Face Mask Information
Prevent the Spread by Wearing a Face Mask
- Face Masks have two different functions: (i) to protect the wearer from infection, and (ii) to protect the community from getting diseases from the wearer’s sneezes and coughs.
- Some face masks (e.g., the N95) protect the wearer from infection. These masks are made of a very specific fabric that blocks out even the smallest microscopic particles like viruses and bacteria. They are also fitted so tightly on all sides (including around the nose and chin) that every breath is strained through the filter of the mask, so no germs reach the wearer’s airways. So when someone talks to them without a mask, or sneezes in their face, or coughs in their direction, they are protected by that filter in front of their nose and mouth that keeps the virus out.
- Other masks and coverings (e.g., homemade cloth masks, ski masks, bandanas, and scarfs) that cover the mouth and nose protect the society from your possible infection. These masks catch the droplet particles of your sneeze or cough and if you are infected block the viruses in those droplets from contaminating hard surfaces (e.g., table tops, door knobs, computers, light switches, smart phones, and even cardboard) where the virus can live for hours and even days ready to contaminate someone else’s hands. When that person touches their eyes, nose, or mouth, (unless they wash their hands frequently!) they can infect themselves easily.
- So, if an infected person not wearing a mask or covering, sneezes or coughs and contaminates a surface, and then an ‘innocent bystander’ touches a contaminated surface, doesn’t wash their hands, and then touches their mouth, nose , or eyes with their contaminated fingers – that’s how the infection is easily spread from person to person.
- It is recommended that all infected people wear a mask. The Question is: who is an infected person? Early on in this pandemic, because no one was sure what the novel coronavirus was and how it acted, it was safe to say that an infected person was one who was sick with symptoms of the disease: fever, headaches, difficulty breathing, lethargy, etc. So make sure these people all wear masks or face coverings.
- The Answer: It’s hard to know. It has become clear that even people who do not look sick can be infected and able to spread the virus all around them, wherever they go. If we can’t tell who is sick and who isn’t, and who can spread viruses all around them and who can’t, it’s safer to ask everyone to cover their mouth and nose to prevent virus infected droplets from contaminating our environment.
- It is now recommended by the Vermont Department of Health that, “Vermonters should wear cloth facial masks, or coverings, if they need to leave their homes for essential purposes, like going grocery shopping or to the pharmacy, or outdoors if other people are nearby.” Vermont Department of Health, Daily Update on Novel Coronavirus (COVID-19) April 6, 2020.
- To use the face mask, be sure it is as snug as possible around your nose and mouth, and that both are always covered. Resist the temptation to take it down to just cover your mouth. Although more comfortable, it makes it ineffective as a device for protecting your environment. (And whatever small protection it might proved to protect you from infection is lost completely.
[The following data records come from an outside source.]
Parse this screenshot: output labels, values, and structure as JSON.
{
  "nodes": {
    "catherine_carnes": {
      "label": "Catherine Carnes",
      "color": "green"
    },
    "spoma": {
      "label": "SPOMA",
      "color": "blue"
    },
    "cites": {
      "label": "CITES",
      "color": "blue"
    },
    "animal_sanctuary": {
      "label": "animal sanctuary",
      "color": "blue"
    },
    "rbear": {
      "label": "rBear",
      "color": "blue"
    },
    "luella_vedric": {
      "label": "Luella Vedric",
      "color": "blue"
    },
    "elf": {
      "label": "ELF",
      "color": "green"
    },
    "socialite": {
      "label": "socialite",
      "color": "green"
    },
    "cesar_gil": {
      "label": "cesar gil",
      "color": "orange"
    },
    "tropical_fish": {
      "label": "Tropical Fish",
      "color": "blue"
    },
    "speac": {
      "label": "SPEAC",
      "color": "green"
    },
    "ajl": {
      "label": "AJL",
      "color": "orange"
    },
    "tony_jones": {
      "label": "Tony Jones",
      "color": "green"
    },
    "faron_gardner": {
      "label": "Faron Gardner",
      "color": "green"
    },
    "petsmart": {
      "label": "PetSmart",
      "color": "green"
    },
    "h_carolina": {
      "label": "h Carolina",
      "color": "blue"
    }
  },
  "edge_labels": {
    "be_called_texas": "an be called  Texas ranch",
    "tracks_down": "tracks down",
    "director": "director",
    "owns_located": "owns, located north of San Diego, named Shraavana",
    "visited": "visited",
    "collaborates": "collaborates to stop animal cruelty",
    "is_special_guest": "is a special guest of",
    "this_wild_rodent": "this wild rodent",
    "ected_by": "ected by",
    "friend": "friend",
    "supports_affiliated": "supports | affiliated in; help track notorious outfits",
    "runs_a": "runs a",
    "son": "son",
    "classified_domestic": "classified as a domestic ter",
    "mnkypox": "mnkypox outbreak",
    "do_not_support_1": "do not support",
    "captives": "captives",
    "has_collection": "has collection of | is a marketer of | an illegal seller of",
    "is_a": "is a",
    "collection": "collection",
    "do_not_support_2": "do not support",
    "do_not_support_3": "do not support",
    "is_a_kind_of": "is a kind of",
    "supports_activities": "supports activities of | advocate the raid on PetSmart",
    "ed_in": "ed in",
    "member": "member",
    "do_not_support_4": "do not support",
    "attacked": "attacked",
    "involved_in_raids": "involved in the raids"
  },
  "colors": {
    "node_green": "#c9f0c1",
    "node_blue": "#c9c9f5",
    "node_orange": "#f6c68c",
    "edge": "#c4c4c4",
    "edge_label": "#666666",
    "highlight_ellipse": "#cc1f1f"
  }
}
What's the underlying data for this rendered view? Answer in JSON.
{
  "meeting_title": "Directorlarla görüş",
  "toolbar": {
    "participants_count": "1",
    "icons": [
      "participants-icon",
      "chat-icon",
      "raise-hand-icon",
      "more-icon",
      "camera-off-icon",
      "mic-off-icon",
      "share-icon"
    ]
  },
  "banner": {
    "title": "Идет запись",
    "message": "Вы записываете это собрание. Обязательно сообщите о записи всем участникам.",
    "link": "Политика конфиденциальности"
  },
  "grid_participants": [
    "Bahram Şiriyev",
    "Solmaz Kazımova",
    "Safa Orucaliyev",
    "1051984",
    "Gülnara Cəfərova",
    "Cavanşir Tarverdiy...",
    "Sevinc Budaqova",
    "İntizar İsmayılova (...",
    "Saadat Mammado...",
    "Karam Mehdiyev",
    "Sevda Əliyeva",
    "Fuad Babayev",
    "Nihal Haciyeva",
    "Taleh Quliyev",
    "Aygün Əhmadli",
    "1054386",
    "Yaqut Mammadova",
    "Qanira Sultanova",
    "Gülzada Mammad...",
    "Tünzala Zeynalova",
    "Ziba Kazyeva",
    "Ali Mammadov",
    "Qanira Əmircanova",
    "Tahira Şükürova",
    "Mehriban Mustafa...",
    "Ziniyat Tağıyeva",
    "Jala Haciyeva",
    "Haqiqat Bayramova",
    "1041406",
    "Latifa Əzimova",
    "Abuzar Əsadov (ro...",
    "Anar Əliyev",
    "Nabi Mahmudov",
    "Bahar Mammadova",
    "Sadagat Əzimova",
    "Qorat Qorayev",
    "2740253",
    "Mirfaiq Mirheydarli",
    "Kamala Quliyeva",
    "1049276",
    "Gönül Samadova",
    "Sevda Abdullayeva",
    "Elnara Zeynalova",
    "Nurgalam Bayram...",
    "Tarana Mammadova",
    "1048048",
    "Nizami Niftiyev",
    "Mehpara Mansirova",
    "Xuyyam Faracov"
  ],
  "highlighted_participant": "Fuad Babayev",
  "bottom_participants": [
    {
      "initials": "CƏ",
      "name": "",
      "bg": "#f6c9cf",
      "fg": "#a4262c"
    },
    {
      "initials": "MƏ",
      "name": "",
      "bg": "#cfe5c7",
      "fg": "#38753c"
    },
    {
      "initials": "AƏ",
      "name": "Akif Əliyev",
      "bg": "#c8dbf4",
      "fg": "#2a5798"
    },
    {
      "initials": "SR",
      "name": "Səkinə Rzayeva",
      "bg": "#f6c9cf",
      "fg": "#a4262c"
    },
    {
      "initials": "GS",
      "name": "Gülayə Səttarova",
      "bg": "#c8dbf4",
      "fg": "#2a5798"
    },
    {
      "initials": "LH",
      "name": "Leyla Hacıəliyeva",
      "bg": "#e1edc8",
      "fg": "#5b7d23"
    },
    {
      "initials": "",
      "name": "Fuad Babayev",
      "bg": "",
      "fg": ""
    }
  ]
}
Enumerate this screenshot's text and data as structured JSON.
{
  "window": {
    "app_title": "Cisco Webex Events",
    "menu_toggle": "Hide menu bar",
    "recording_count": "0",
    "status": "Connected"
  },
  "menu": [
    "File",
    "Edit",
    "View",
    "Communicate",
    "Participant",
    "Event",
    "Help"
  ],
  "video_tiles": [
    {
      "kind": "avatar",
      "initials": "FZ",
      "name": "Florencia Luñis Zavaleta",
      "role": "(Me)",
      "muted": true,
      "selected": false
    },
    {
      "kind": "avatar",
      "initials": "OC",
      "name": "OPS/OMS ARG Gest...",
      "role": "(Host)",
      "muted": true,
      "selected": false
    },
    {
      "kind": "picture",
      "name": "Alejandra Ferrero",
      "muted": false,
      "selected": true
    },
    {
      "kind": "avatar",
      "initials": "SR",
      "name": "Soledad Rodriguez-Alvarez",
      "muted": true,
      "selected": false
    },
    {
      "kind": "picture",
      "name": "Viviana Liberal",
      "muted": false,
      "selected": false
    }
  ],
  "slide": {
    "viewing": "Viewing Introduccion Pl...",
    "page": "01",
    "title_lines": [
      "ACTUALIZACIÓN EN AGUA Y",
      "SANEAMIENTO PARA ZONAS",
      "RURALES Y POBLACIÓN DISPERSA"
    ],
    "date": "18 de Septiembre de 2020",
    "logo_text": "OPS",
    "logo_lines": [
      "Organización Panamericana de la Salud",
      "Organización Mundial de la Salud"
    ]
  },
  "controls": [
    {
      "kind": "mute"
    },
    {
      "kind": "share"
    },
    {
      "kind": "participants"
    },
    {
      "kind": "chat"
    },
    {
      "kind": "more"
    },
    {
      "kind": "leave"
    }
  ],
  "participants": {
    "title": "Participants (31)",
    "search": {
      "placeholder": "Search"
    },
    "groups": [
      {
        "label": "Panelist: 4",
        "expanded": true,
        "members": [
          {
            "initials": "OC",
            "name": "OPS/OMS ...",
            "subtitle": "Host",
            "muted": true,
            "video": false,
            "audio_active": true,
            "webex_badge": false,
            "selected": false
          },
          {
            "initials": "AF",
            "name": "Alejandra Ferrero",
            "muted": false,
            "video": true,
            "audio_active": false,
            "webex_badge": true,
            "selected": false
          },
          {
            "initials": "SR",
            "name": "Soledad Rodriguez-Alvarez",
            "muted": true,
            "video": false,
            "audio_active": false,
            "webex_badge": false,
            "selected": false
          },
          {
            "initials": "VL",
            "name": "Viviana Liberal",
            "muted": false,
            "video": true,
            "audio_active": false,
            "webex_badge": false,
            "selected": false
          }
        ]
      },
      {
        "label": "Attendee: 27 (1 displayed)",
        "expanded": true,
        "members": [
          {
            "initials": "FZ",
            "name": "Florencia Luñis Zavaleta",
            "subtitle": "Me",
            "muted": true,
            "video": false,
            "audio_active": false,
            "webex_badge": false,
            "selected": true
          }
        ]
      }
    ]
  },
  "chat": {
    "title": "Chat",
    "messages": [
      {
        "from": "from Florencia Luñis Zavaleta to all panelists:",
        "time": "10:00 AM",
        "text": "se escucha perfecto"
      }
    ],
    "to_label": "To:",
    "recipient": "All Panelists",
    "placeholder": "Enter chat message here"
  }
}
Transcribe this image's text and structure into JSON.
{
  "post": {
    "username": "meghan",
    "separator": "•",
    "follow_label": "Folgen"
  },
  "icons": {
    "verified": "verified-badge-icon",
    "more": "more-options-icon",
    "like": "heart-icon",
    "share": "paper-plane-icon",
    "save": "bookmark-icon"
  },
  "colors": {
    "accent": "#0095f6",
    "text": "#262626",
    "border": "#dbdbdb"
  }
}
If you can pinch it around your nose, or tie it tightly around your upper face and under your chin, that will provide the best protection. CDC also warns us not to put cloth face coverings on children under 2 years of age, or on anyone who is having trouble breathing (they should be referred to a health care provider.)
- Masks get dirty with use. Depending on the type of mask, be sure to clean it after each use if possible. Cloth masks can be thrown in the washing machine after each use, or at least at the end of each day, depending on how much they are used.
- Wearing a face mask provides extra protection along with social distancing but is not a substitute for social distancing, so continue to keep 6 feet away from other people, avoid physical contact, and when you are putting on or taking off your face mask, avoid touching your eyes, nose, or mouth and keep your hands washed with soap and water or sanitizer.